Starting a co-production process
To implement co-production, we need a ‘whole systems approach’ because:
- Organisations must change at every level—from senior management to frontline staff—if they want to achieve meaningful participation
- Participation should become part of daily practice—and not be a one-off activity
- Participation operates at different levels as there are many ways to involve people who use services in different types of decisions
Making co-production happen in practice is about all those who are involved in the process—who may have different perspectives—working together to achieve agreed aims. This means building relationships.

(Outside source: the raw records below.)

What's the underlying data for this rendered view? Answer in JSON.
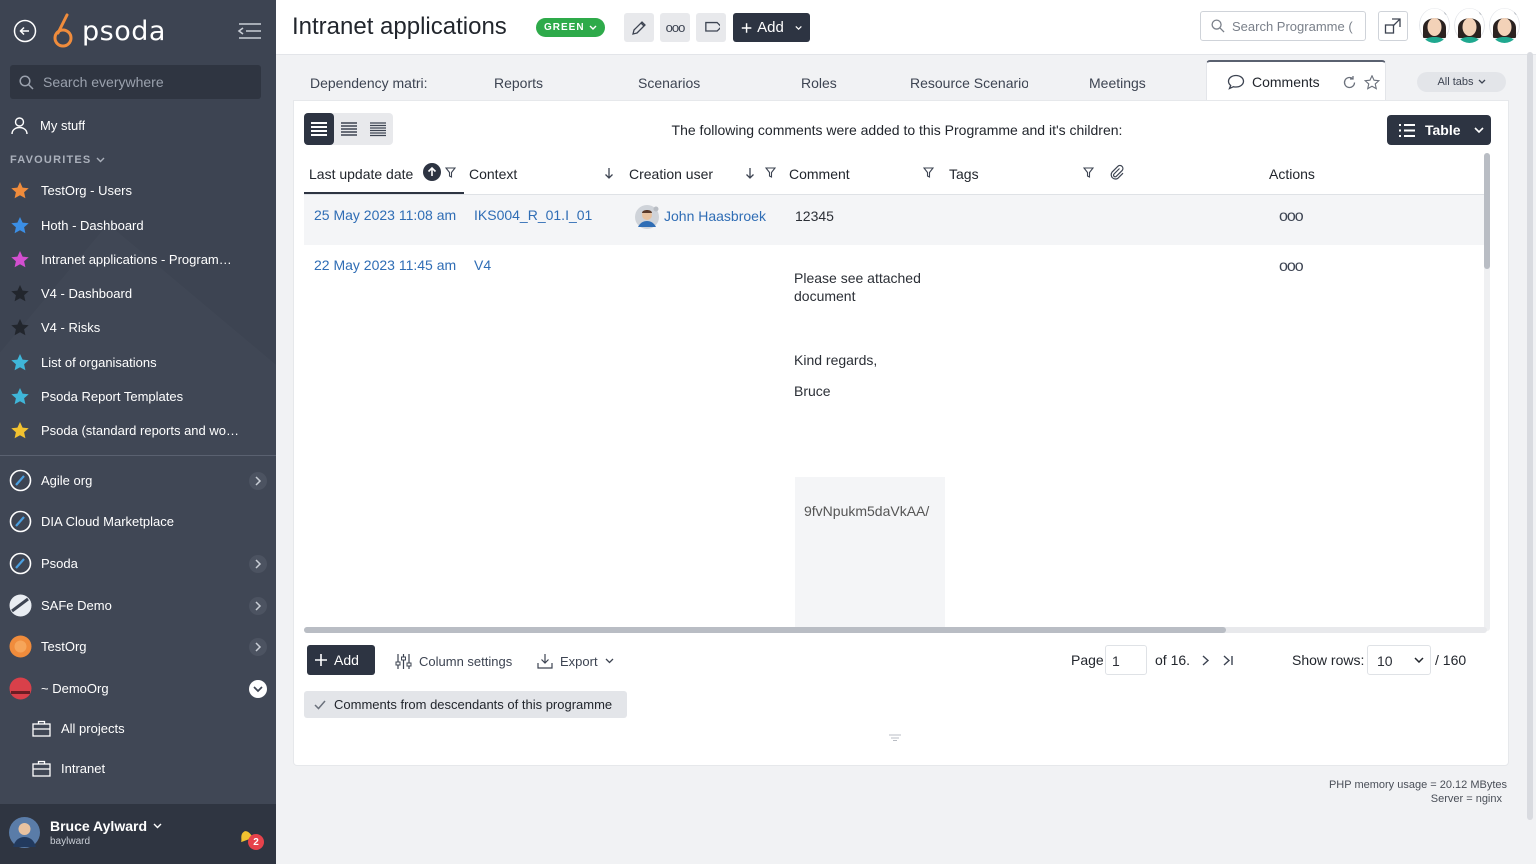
{
  "sidebar": {
    "logo_text": "psoda",
    "search_placeholder": "Search everywhere",
    "my_stuff": "My stuff",
    "favourites_header": "FAVOURITES",
    "favourites": [
      {
        "label": "TestOrg - Users",
        "color": "#f08c3c"
      },
      {
        "label": "Hoth - Dashboard",
        "color": "#3b8fe6"
      },
      {
        "label": "Intranet applications - Programme...",
        "color": "#d34fd0"
      },
      {
        "label": "V4 - Dashboard",
        "color": "#2a2f38"
      },
      {
        "label": "V4 - Risks",
        "color": "#2a2f38"
      },
      {
        "label": "List of organisations",
        "color": "#3fb6d9"
      },
      {
        "label": "Psoda Report Templates",
        "color": "#3fb6d9"
      },
      {
        "label": "Psoda (standard reports and work...",
        "color": "#f2c230"
      }
    ],
    "orgs": [
      {
        "label": "Agile org"
      },
      {
        "label": "DIA Cloud Marketplace"
      },
      {
        "label": "Psoda"
      },
      {
        "label": "SAFe Demo"
      },
      {
        "label": "TestOrg"
      },
      {
        "label": "~ DemoOrg"
      }
    ],
    "sub_items": [
      {
        "label": "All projects"
      },
      {
        "label": "Intranet"
      }
    ],
    "user": {
      "name": "Bruce Aylward",
      "login": "baylward",
      "notifications": "2"
    }
  },
  "header": {
    "title": "Intranet applications",
    "status": "GREEN",
    "add_label": "Add",
    "search_placeholder": "Search Programme (",
    "accent": "#2d3442",
    "status_color": "#2eaa4a"
  },
  "tabs": {
    "items": [
      "Dependency matri:",
      "Reports",
      "Scenarios",
      "Roles",
      "Resource Scenario:",
      "Meetings"
    ],
    "active": "Comments",
    "all_tabs": "All tabs"
  },
  "panel": {
    "info_text": "The following comments were added to this Programme and it's children:",
    "view_mode": "Table",
    "columns": [
      "Last update date",
      "Context",
      "Creation user",
      "Comment",
      "Tags",
      "Actions"
    ],
    "rows": [
      {
        "date": "25 May 2023 11:08 am",
        "context": "IKS004_R_01.I_01",
        "user": "John Haasbroek",
        "comment": [
          "12345"
        ]
      },
      {
        "date": "22 May 2023 11:45 am",
        "context": "V4",
        "user": "",
        "comment": [
          "Please see attached",
          "document",
          "Kind regards,",
          "Bruce"
        ],
        "image_alt": "9fvNpukm5daVkAA/"
      }
    ],
    "footer": {
      "add_label": "Add",
      "column_settings": "Column settings",
      "export": "Export",
      "page_label": "Page",
      "page_value": "1",
      "of_pages": "of 16.",
      "show_rows_label": "Show rows:",
      "rows_value": "10",
      "total": "/ 160"
    },
    "filter_chip": "Comments from descendants of this programme"
  },
  "server_info": {
    "memory": "PHP memory usage = 20.12 MBytes",
    "server": "Server = nginx"
  }
}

This is reflected in the concept of the ‘relational state’, which means that public services and governments need to be based on a social relationship approach, with the devolution of power at all levels, so that people have power as well as responsibility. An important part of this concept is the idea that governments and service providers need to trust citizens and people who use services.
THE 4 PHASES
Let’s look at a practical example of how a co-production process can be started:
1. Preparation of the process
The host institutions explore the challenge and possible solutions with a core team of engaged stakeholders with different perspectives of the challenge and potential funders of the solution. Core team stakeholders are trained by the host institution in the application of social innovation principles, tools and methods. They conduct careful research into the challenge and prepare a challenge question for the “co-define workshop”.
2. Co-defining the local challenge
Stakeholder interviews assist the core team to define the challenge themes or questions for the co-define workshop with a wider group of stakeholders, including end users. In order to better frame the challenge and ensure that the solution achieve a wide impact, the co-define workshop seeks to share diverse perspectives, raises initial solution ideas, and, through shared understanding, develops a concise description of the challenge.
3. Co-creating solutions
The core team improves its understanding of the challenge and emerging ideas for solutions by leveraging outputs from the co-define workshops through engagement with new stakeholders, insights and contributions. After refining the local challenge, they design and deliver a co-creation workshop that can last several days with local actors from the public, private and third sectors to co-produce social innovation solutions to address the challenge. Other social innovators can be invited to inspire participants and showcase examples of how they had addressed similar challenges.
4. Implementing the solutions locally
The host institutions support actors who create a solution idea to actively develop pilots by reflecting on new findings around the challenge: developing a business plan, connecting them to key actors, potential funders and doers, finding funding resources, enabling new alliances and partnerships, and exploring similar successful solutions.